  • (After traveling Illinois, Missouri, Kansas and Colorado.)
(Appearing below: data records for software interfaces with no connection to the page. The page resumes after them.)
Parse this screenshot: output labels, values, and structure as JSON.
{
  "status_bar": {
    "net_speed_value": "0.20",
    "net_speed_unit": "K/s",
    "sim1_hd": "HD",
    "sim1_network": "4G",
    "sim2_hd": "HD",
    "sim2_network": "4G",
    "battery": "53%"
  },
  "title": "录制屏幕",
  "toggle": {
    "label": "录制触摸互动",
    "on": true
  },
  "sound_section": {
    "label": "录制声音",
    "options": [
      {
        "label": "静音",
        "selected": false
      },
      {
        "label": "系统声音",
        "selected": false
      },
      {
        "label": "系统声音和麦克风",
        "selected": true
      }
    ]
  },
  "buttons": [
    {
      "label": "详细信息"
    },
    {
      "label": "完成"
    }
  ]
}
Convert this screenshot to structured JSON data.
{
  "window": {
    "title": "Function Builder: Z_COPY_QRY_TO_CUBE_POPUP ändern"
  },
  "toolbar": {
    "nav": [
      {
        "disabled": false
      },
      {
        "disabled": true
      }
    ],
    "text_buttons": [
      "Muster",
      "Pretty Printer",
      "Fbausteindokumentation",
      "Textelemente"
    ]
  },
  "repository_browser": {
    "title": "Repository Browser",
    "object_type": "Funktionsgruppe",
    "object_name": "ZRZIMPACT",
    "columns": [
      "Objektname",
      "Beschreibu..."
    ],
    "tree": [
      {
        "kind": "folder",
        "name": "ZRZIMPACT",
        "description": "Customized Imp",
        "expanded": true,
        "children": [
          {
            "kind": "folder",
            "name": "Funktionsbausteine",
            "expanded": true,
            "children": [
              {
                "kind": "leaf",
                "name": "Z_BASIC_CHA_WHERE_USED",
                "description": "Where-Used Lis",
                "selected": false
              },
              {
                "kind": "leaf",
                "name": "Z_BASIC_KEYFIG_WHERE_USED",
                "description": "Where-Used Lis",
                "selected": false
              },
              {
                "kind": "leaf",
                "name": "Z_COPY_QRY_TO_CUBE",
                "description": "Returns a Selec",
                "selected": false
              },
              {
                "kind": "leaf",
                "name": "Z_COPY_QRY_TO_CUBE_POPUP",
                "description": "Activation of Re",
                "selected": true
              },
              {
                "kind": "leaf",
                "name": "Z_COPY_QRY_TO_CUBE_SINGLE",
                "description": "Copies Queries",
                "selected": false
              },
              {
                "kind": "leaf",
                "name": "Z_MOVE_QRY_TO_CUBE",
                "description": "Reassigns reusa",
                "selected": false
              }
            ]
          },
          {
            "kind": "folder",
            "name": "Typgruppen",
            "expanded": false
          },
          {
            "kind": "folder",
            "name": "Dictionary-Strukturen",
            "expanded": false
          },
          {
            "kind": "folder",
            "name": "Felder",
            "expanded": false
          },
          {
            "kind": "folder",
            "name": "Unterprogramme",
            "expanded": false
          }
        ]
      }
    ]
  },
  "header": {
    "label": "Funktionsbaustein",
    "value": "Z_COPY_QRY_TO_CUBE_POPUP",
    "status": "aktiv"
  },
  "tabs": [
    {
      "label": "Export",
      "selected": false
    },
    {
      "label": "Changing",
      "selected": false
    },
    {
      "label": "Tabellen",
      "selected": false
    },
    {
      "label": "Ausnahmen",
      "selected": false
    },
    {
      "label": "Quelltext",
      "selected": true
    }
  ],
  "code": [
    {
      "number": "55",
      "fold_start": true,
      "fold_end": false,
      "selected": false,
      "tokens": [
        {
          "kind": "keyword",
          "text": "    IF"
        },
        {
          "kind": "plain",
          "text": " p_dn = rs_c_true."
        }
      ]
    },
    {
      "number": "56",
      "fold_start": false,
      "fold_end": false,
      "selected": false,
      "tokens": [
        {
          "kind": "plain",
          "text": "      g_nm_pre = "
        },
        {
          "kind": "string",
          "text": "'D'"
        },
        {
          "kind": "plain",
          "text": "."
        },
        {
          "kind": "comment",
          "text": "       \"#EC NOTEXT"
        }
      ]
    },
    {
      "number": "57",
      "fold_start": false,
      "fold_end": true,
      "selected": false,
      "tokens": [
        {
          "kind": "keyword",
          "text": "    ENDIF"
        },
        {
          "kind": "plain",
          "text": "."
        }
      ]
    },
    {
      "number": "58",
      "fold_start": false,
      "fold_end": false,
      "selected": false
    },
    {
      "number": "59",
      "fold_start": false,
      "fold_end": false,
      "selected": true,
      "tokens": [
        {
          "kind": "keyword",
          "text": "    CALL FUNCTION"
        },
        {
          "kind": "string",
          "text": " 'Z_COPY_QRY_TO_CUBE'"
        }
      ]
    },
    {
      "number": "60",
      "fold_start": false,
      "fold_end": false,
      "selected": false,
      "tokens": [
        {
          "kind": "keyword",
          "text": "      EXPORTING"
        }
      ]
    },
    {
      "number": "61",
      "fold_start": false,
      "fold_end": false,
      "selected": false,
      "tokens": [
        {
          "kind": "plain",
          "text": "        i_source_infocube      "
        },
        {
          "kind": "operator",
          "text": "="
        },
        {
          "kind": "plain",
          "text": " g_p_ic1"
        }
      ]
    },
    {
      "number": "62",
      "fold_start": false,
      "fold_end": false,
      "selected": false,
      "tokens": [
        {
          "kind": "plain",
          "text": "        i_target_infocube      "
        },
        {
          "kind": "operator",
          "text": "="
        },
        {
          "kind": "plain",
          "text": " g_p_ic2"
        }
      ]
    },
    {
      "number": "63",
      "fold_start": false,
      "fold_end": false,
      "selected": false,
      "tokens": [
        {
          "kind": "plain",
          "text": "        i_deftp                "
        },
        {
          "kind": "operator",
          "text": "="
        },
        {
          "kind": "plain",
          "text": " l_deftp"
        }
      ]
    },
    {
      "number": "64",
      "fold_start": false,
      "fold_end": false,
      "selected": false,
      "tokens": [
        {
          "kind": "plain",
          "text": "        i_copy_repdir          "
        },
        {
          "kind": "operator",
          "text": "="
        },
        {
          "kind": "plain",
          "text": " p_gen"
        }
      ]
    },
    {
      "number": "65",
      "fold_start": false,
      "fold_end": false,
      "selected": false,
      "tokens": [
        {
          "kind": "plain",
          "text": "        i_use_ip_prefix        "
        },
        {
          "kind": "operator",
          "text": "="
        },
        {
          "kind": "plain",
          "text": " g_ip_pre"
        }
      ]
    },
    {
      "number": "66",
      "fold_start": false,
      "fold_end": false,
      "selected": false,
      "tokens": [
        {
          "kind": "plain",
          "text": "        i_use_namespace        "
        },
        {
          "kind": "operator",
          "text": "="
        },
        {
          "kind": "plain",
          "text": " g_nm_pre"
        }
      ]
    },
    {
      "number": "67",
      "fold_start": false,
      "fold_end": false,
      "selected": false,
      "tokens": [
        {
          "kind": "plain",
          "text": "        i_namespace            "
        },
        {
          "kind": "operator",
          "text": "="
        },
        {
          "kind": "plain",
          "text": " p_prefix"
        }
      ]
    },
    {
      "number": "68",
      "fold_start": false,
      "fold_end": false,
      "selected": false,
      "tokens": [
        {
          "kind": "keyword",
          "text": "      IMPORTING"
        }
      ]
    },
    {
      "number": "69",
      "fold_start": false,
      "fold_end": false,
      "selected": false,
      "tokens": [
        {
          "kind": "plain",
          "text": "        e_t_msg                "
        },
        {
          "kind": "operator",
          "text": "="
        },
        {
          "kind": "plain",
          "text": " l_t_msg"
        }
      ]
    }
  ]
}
  • GRAND as the thought that doubtless the child is already born who will see a hundred millions of people, the most prosperous and advanc’d of the world, inhabiting these Prairies, the great Plains, and the valley of the Mississippi, I could not help thinking it would be grander still to see all those inimitable American areas fused in the alembic of a perfect poem, or other esthetic work, entirely western, fresh and limitless—altogether our own, without a trace or taste of Europe’s soil, reminiscence, technical letter or spirit. My days and nights, as I travel here—what an exhilaration!—not the air alone, and the sense of vastness, but every local sight and feature. Everywhere something characteristic—the cactuses, pinks, buffalo grass, wild sage—the receding perspective, and the far circle-line of the horizon all times of day, especially forenoon—the clear, pure, cool, rarefied nutriment for the lungs, previously quite unknown—the black patches and streaks left by surface-conflagrations—the deep-plough’d furrow of the “fire-guard”—the slanting snow-racks built all along to shield the railroad from winter drifts—the prairie-dogs and the herds of antelope—the curious “dry rivers”—occasionally a “dug-out” or corral—Fort Riley and Fort Wallace—those towns of the northern plains, (like ships on the sea,) Eagle-Tail, Coyote, Cheyenne, Agate, Monotony, Kit Carson—with ever the anthill and the buffalo-wallow—ever the herds of cattle and the cow-boys (“cow-punchers”) to me a strangely interesting class, bright-eyed as hawks, with their swarthy complexions and their broad-brimm’d hats—apparently always on horseback, with loose arms slightly raised and swinging as they ride.